■ Try it
Would you find each line in the entries below with the string "JSON" and copy it?
+-------+
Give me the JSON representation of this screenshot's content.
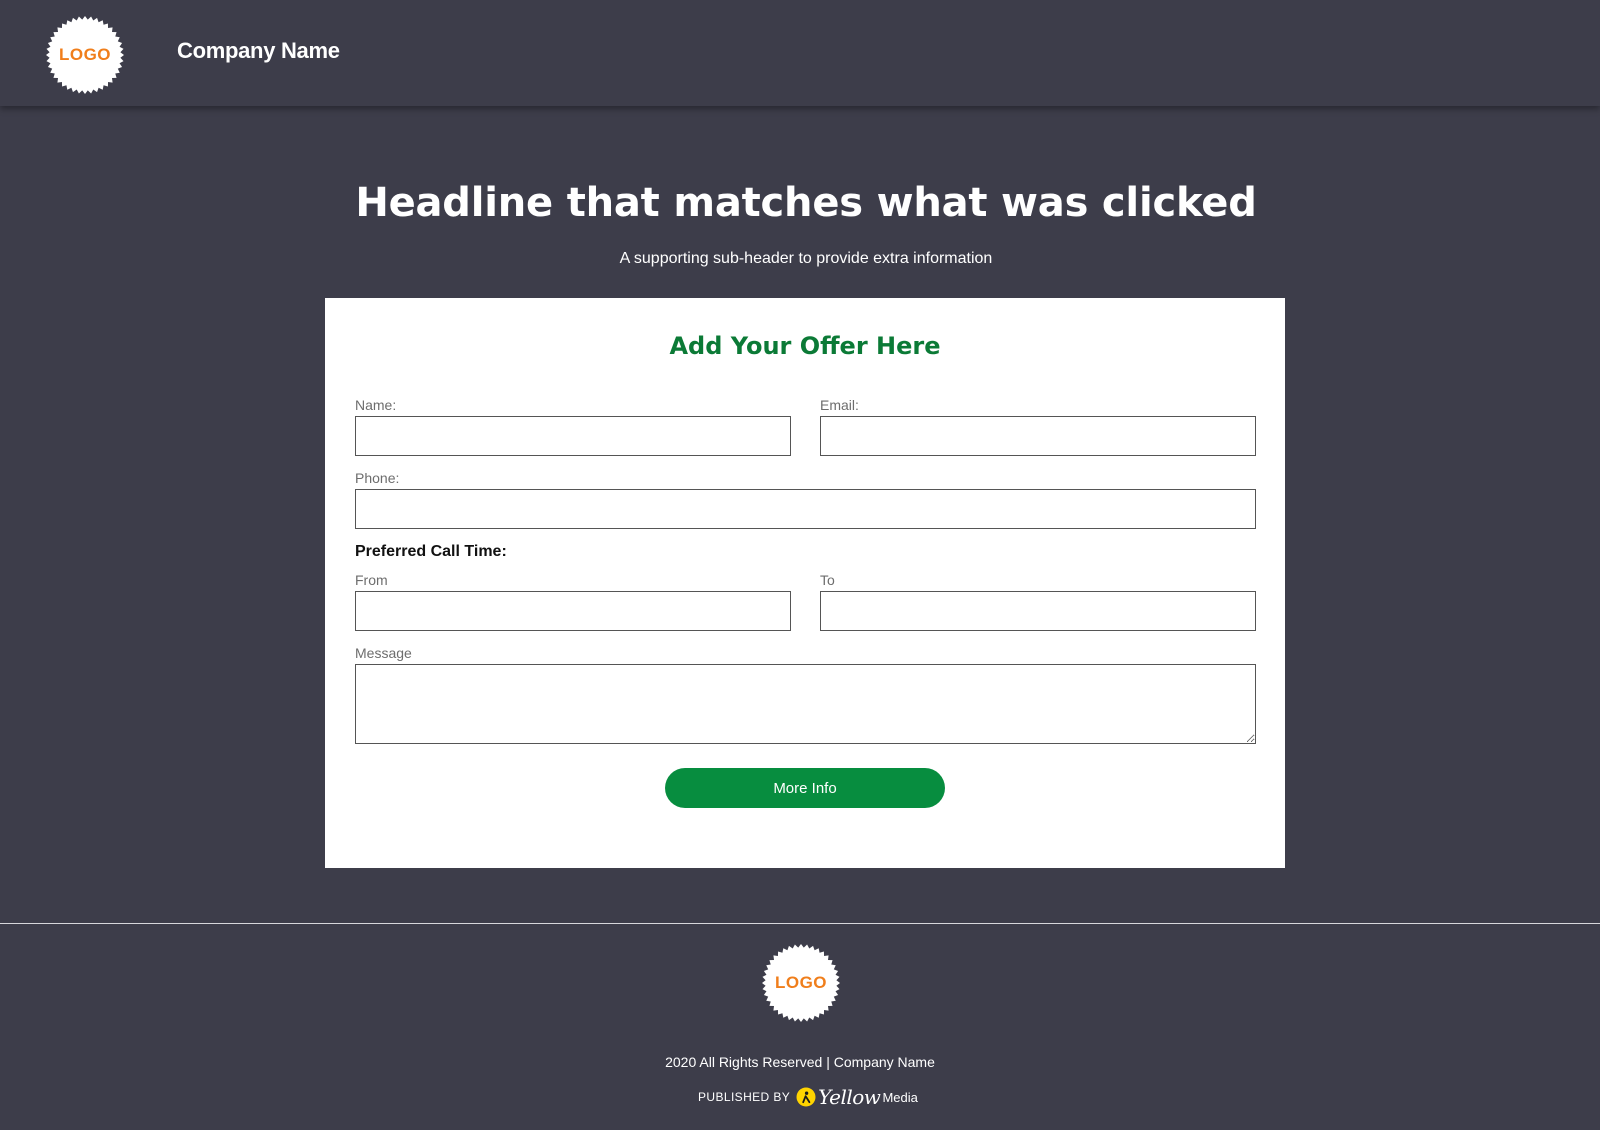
{
  "header": {
    "logo_text": "LOGO",
    "company_name": "Company Name"
  },
  "hero": {
    "title": "Headline that matches what was clicked",
    "subtitle": "A supporting sub-header to provide extra information"
  },
  "form": {
    "offer_title": "Add Your Offer Here",
    "name_label": "Name:",
    "name_value": "",
    "email_label": "Email:",
    "email_value": "",
    "phone_label": "Phone:",
    "phone_value": "",
    "call_time_heading": "Preferred Call Time:",
    "from_label": "From",
    "from_value": "",
    "to_label": "To",
    "to_value": "",
    "message_label": "Message",
    "message_value": "",
    "submit_label": "More Info"
  },
  "footer": {
    "logo_text": "LOGO",
    "copyright": "2020 All Rights Reserved | Company Name",
    "published_by": "PUBLISHED BY",
    "brand_name": "Yellow",
    "brand_suffix": "Media"
  },
  "colors": {
    "background": "#3d3d4a",
    "card": "#ffffff",
    "offer_title": "#0b7a36",
    "button": "#078d3f",
    "logo_text": "#f07e1b",
    "brand_yellow": "#ffd400"
  },
  "icons": {
    "header_logo": "seal-badge",
    "footer_logo": "seal-badge",
    "publisher_icon": "walking-fingers-icon"
  }
}
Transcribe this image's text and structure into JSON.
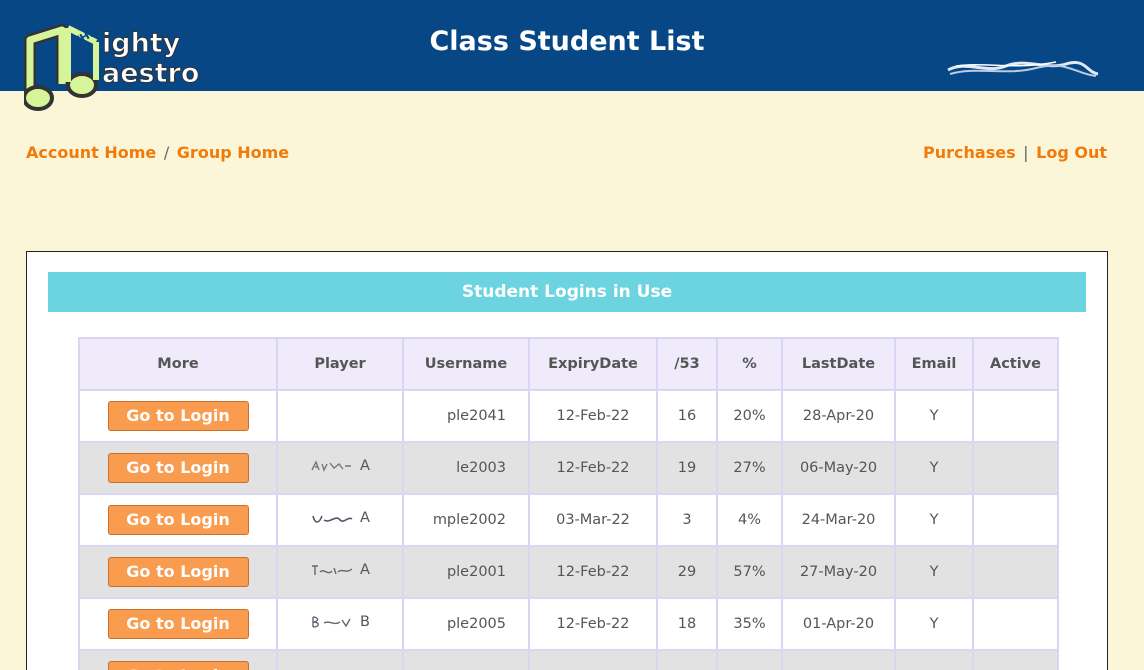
{
  "header": {
    "title": "Class Student List",
    "logo_text": "THE Mighty Maestro"
  },
  "nav": {
    "account_home": "Account Home",
    "separator": "/",
    "group_home": "Group Home",
    "purchases": "Purchases",
    "right_separator": "|",
    "log_out": "Log Out"
  },
  "section": {
    "title": "Student Logins in Use"
  },
  "table": {
    "columns": [
      "More",
      "Player",
      "Username",
      "ExpiryDate",
      "/53",
      "%",
      "LastDate",
      "Email",
      "Active"
    ],
    "rows": [
      {
        "button": "Go to Login",
        "player_initial": "",
        "username": "ple2041",
        "expiry": "12-Feb-22",
        "score": "16",
        "percent": "20%",
        "last": "28-Apr-20",
        "email": "Y",
        "active": ""
      },
      {
        "button": "Go to Login",
        "player_initial": "A",
        "username": "le2003",
        "expiry": "12-Feb-22",
        "score": "19",
        "percent": "27%",
        "last": "06-May-20",
        "email": "Y",
        "active": ""
      },
      {
        "button": "Go to Login",
        "player_initial": "A",
        "username": "mple2002",
        "expiry": "03-Mar-22",
        "score": "3",
        "percent": "4%",
        "last": "24-Mar-20",
        "email": "Y",
        "active": ""
      },
      {
        "button": "Go to Login",
        "player_initial": "A",
        "username": "ple2001",
        "expiry": "12-Feb-22",
        "score": "29",
        "percent": "57%",
        "last": "27-May-20",
        "email": "Y",
        "active": ""
      },
      {
        "button": "Go to Login",
        "player_initial": "B",
        "username": "ple2005",
        "expiry": "12-Feb-22",
        "score": "18",
        "percent": "35%",
        "last": "01-Apr-20",
        "email": "Y",
        "active": ""
      },
      {
        "button": "Go to Login",
        "player_initial": "",
        "username": "",
        "expiry": "",
        "score": "",
        "percent": "",
        "last": "",
        "email": "",
        "active": ""
      }
    ]
  },
  "colors": {
    "header_bg": "#074785",
    "page_bg": "#fcf6d8",
    "link": "#f27a0a",
    "section_bar": "#6cd4e0",
    "button": "#fa9c50"
  }
}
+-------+
■ Solution
Give me the JSON representation of this screenshot's content.
Transcribe this image's text and structure into JSON.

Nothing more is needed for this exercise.